Eileen was certainly a one-of-a-kind sort. She definitely experienced the war from a place of privilege and that is evident throughout her writing as frequently there is a strong sense of detachment from the trials and tribulations that those less fortunate than she experienced during those same times. But even though she writes from this almost other worldly existence she has a unique charm that makes her feel somewhat relatable. She is entirely exuberant…almost overbearingly so at times with how over the top her passion for Gershon is… I sometimes felt sorry for the guy that he was going to end up with her! Which is probably another reason why I would dearly have loved Gershon’s letters to have been saved too. Then we could really have seen the full picture of their love story and not have to fill in the blanks.
I also felt that this book suffered from a lack of editing. It was certainly too long and many of the letters seemed superfluous to the wartime love story narrative and unfortunately, on occasion, I found myself having to force my attention to stay focused on the writing. I would quite happily have ditched the letters at the beginning of the book pre outbreak of war and cropped a few more that were interspersed throughout the text.
Overall this was a book of some hits and some misses for me. I would probably only recommend it to true history buffs who are curious to read more eye witness accounts of what life was like back in World War II rather than a casual reader of the time period such as myself.

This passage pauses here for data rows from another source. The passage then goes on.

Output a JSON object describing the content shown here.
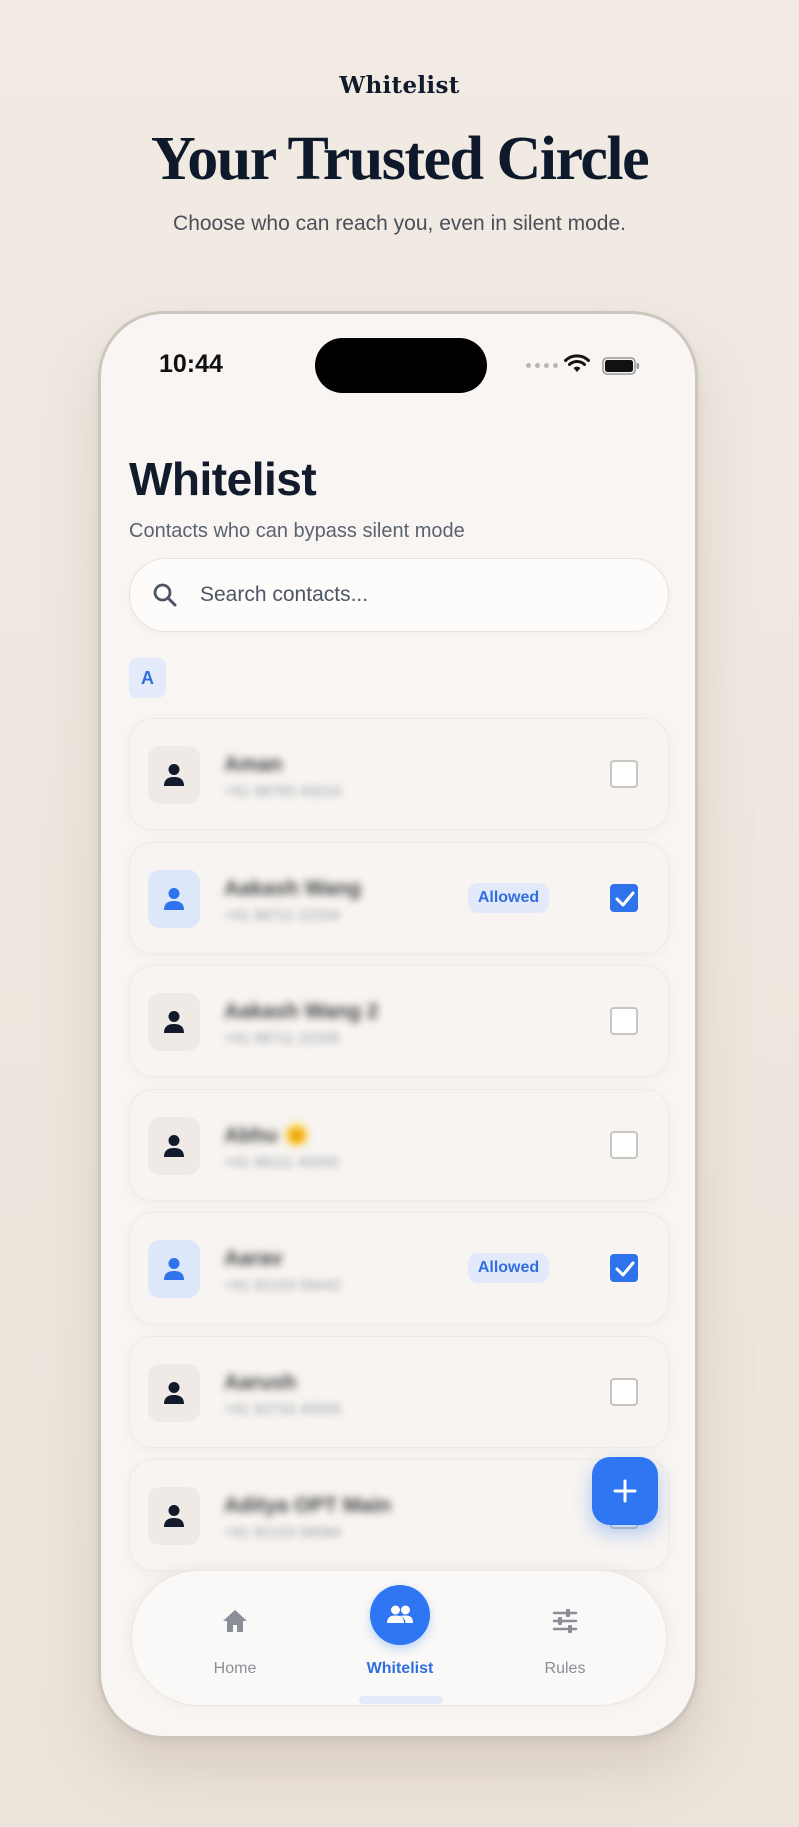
{
  "hero": {
    "kicker": "Whitelist",
    "title": "Your Trusted Circle",
    "subtitle": "Choose who can reach you, even in silent mode."
  },
  "status_bar": {
    "time": "10:44",
    "icons": [
      "signal-dots-icon",
      "wifi-icon",
      "battery-icon"
    ]
  },
  "screen": {
    "title": "Whitelist",
    "subtitle": "Contacts who can bypass silent mode",
    "search": {
      "placeholder": "Search contacts...",
      "value": "",
      "icon": "search-icon"
    },
    "section_letter": "A",
    "contacts": [
      {
        "name": "Aman",
        "phone": "+91 98765 43210",
        "allowed": false,
        "badge": ""
      },
      {
        "name": "Aakash Wang",
        "phone": "+91 98711 22334",
        "allowed": true,
        "badge": "Allowed"
      },
      {
        "name": "Aakash Wang 2",
        "phone": "+91 98711 22335",
        "allowed": false,
        "badge": ""
      },
      {
        "name": "Abhu 🌞",
        "phone": "+91 98111 45345",
        "allowed": false,
        "badge": ""
      },
      {
        "name": "Aarav",
        "phone": "+91 92103 56442",
        "allowed": true,
        "badge": "Allowed"
      },
      {
        "name": "Aarush",
        "phone": "+91 92733 45555",
        "allowed": false,
        "badge": ""
      },
      {
        "name": "Aditya OPT Main",
        "phone": "+91 92103 56584",
        "allowed": false,
        "badge": ""
      }
    ],
    "fab_icon": "plus-icon"
  },
  "tabbar": {
    "tabs": [
      {
        "label": "Home",
        "icon": "home-icon",
        "active": false
      },
      {
        "label": "Whitelist",
        "icon": "people-icon",
        "active": true
      },
      {
        "label": "Rules",
        "icon": "sliders-icon",
        "active": false
      }
    ]
  },
  "colors": {
    "accent": "#2E76F2",
    "background": "#F1EBE4",
    "card": "#F7F4F1",
    "title_text": "#0F1B2D"
  }
}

*An e-copy of this book was kindly provided to me by the publisher via NetGalley in exchange for an honest review*
Publishing: 30 April 2020, William Collins